▶ WHAT NEEDS TO BE DONE
Every record is to be returned as written, with no omissions.

[Records from a collection]
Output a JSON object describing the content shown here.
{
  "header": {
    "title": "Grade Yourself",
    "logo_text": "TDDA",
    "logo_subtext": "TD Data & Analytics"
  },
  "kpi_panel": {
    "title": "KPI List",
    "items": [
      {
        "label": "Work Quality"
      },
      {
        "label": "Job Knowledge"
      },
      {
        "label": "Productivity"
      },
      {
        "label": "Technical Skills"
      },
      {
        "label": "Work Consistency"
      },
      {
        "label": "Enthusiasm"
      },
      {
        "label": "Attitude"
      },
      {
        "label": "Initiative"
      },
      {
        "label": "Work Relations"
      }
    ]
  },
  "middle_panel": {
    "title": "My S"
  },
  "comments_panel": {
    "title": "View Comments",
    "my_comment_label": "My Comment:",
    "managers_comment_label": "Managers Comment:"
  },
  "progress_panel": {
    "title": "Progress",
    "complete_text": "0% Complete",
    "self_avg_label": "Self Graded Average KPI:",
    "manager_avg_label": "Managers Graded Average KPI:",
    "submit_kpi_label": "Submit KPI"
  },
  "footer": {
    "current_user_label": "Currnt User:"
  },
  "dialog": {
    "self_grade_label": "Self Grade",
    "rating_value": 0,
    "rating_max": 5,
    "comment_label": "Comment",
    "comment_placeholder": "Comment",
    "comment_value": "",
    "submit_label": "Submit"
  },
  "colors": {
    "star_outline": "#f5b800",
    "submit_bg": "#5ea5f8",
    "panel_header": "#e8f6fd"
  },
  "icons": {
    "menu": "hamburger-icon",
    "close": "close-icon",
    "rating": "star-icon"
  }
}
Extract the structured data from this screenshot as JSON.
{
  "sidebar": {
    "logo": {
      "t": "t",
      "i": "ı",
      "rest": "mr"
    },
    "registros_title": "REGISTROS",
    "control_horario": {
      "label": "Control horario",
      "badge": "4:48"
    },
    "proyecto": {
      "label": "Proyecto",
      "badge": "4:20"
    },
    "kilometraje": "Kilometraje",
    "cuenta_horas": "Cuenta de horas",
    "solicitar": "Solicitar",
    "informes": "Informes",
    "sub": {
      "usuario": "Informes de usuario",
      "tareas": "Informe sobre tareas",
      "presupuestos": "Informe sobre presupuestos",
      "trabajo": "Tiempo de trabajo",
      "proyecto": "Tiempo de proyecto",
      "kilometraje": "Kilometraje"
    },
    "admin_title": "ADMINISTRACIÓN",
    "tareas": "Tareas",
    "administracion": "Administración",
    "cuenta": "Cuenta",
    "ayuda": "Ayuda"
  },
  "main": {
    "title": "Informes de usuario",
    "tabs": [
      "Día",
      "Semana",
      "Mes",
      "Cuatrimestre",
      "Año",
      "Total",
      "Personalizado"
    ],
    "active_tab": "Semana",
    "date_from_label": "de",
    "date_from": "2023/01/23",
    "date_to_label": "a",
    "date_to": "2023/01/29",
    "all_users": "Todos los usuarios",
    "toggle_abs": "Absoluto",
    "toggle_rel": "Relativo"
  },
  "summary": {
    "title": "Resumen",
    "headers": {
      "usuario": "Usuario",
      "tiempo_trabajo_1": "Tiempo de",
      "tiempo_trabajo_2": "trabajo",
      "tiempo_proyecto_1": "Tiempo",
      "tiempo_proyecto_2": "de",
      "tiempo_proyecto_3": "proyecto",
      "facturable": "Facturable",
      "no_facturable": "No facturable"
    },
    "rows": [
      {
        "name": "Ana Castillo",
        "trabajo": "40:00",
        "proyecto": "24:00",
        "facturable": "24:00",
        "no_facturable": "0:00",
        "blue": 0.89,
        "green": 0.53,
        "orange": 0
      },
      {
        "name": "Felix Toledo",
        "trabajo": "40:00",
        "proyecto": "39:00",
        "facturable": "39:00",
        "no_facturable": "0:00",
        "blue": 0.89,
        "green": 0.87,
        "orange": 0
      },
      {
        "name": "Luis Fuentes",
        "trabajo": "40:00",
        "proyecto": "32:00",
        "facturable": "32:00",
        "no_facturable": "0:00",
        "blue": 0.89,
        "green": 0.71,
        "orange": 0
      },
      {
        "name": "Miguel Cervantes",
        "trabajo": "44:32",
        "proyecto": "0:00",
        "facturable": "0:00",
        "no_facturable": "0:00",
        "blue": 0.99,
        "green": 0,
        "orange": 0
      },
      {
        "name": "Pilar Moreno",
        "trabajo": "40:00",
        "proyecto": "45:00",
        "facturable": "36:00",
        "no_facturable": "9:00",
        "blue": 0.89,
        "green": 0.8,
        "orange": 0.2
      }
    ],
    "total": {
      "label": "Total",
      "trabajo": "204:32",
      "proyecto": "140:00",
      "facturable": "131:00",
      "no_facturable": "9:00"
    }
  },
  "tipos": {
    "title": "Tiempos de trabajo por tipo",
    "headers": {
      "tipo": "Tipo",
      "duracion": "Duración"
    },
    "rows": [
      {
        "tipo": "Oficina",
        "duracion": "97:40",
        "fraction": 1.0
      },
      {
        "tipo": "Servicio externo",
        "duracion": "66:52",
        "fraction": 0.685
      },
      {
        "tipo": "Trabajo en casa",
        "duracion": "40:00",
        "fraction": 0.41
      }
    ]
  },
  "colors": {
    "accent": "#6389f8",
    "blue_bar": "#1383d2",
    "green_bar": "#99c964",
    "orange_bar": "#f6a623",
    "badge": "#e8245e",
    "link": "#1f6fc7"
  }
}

▶ EXERCISE ANSWER
Output a JSON object describing the content shown here.
{
  "header": {
    "title": "Grade Yourself",
    "logo_text": "TDDA",
    "logo_subtext": "TD Data & Analytics"
  },
  "kpi_panel": {
    "title": "KPI List",
    "items": [
      {
        "label": "Work Quality"
      },
      {
        "label": "Job Knowledge"
      },
      {
        "label": "Productivity"
      },
      {
        "label": "Technical Skills"
      },
      {
        "label": "Work Consistency"
      },
      {
        "label": "Enthusiasm"
      },
      {
        "label": "Attitude"
      },
      {
        "label": "Initiative"
      },
      {
        "label": "Work Relations"
      }
    ]
  },
  "middle_panel": {
    "title": "My S"
  },
  "comments_panel": {
    "title": "View Comments",
    "my_comment_label": "My Comment:",
    "managers_comment_label": "Managers Comment:"
  },
  "progress_panel": {
    "title": "Progress",
    "complete_text": "0% Complete",
    "self_avg_label": "Self Graded Average KPI:",
    "manager_avg_label": "Managers Graded Average KPI:",
    "submit_kpi_label": "Submit KPI"
  },
  "footer": {
    "current_user_label": "Currnt User:"
  },
  "dialog": {
    "self_grade_label": "Self Grade",
    "rating_value": 0,
    "rating_max": 5,
    "comment_label": "Comment",
    "comment_placeholder": "Comment",
    "comment_value": "",
    "submit_label": "Submit"
  },
  "colors": {
    "star_outline": "#f5b800",
    "submit_bg": "#5ea5f8",
    "panel_header": "#e8f6fd"
  },
  "icons": {
    "menu": "hamburger-icon",
    "close": "close-icon",
    "rating": "star-icon"
  }
}
Extract the structured data from this screenshot as JSON.
{
  "sidebar": {
    "logo": {
      "t": "t",
      "i": "ı",
      "rest": "mr"
    },
    "registros_title": "REGISTROS",
    "control_horario": {
      "label": "Control horario",
      "badge": "4:48"
    },
    "proyecto": {
      "label": "Proyecto",
      "badge": "4:20"
    },
    "kilometraje": "Kilometraje",
    "cuenta_horas": "Cuenta de horas",
    "solicitar": "Solicitar",
    "informes": "Informes",
    "sub": {
      "usuario": "Informes de usuario",
      "tareas": "Informe sobre tareas",
      "presupuestos": "Informe sobre presupuestos",
      "trabajo": "Tiempo de trabajo",
      "proyecto": "Tiempo de proyecto",
      "kilometraje": "Kilometraje"
    },
    "admin_title": "ADMINISTRACIÓN",
    "tareas": "Tareas",
    "administracion": "Administración",
    "cuenta": "Cuenta",
    "ayuda": "Ayuda"
  },
  "main": {
    "title": "Informes de usuario",
    "tabs": [
      "Día",
      "Semana",
      "Mes",
      "Cuatrimestre",
      "Año",
      "Total",
      "Personalizado"
    ],
    "active_tab": "Semana",
    "date_from_label": "de",
    "date_from": "2023/01/23",
    "date_to_label": "a",
    "date_to": "2023/01/29",
    "all_users": "Todos los usuarios",
    "toggle_abs": "Absoluto",
    "toggle_rel": "Relativo"
  },
  "summary": {
    "title": "Resumen",
    "headers": {
      "usuario": "Usuario",
      "tiempo_trabajo_1": "Tiempo de",
      "tiempo_trabajo_2": "trabajo",
      "tiempo_proyecto_1": "Tiempo",
      "tiempo_proyecto_2": "de",
      "tiempo_proyecto_3": "proyecto",
      "facturable": "Facturable",
      "no_facturable": "No facturable"
    },
    "rows": [
      {
        "name": "Ana Castillo",
        "trabajo": "40:00",
        "proyecto": "24:00",
        "facturable": "24:00",
        "no_facturable": "0:00",
        "blue": 0.89,
        "green": 0.53,
        "orange": 0
      },
      {
        "name": "Felix Toledo",
        "trabajo": "40:00",
        "proyecto": "39:00",
        "facturable": "39:00",
        "no_facturable": "0:00",
        "blue": 0.89,
        "green": 0.87,
        "orange": 0
      },
      {
        "name": "Luis Fuentes",
        "trabajo": "40:00",
        "proyecto": "32:00",
        "facturable": "32:00",
        "no_facturable": "0:00",
        "blue": 0.89,
        "green": 0.71,
        "orange": 0
      },
      {
        "name": "Miguel Cervantes",
        "trabajo": "44:32",
        "proyecto": "0:00",
        "facturable": "0:00",
        "no_facturable": "0:00",
        "blue": 0.99,
        "green": 0,
        "orange": 0
      },
      {
        "name": "Pilar Moreno",
        "trabajo": "40:00",
        "proyecto": "45:00",
        "facturable": "36:00",
        "no_facturable": "9:00",
        "blue": 0.89,
        "green": 0.8,
        "orange": 0.2
      }
    ],
    "total": {
      "label": "Total",
      "trabajo": "204:32",
      "proyecto": "140:00",
      "facturable": "131:00",
      "no_facturable": "9:00"
    }
  },
  "tipos": {
    "title": "Tiempos de trabajo por tipo",
    "headers": {
      "tipo": "Tipo",
      "duracion": "Duración"
    },
    "rows": [
      {
        "tipo": "Oficina",
        "duracion": "97:40",
        "fraction": 1.0
      },
      {
        "tipo": "Servicio externo",
        "duracion": "66:52",
        "fraction": 0.685
      },
      {
        "tipo": "Trabajo en casa",
        "duracion": "40:00",
        "fraction": 0.41
      }
    ]
  },
  "colors": {
    "accent": "#6389f8",
    "blue_bar": "#1383d2",
    "green_bar": "#99c964",
    "orange_bar": "#f6a623",
    "badge": "#e8245e",
    "link": "#1f6fc7"
  }
}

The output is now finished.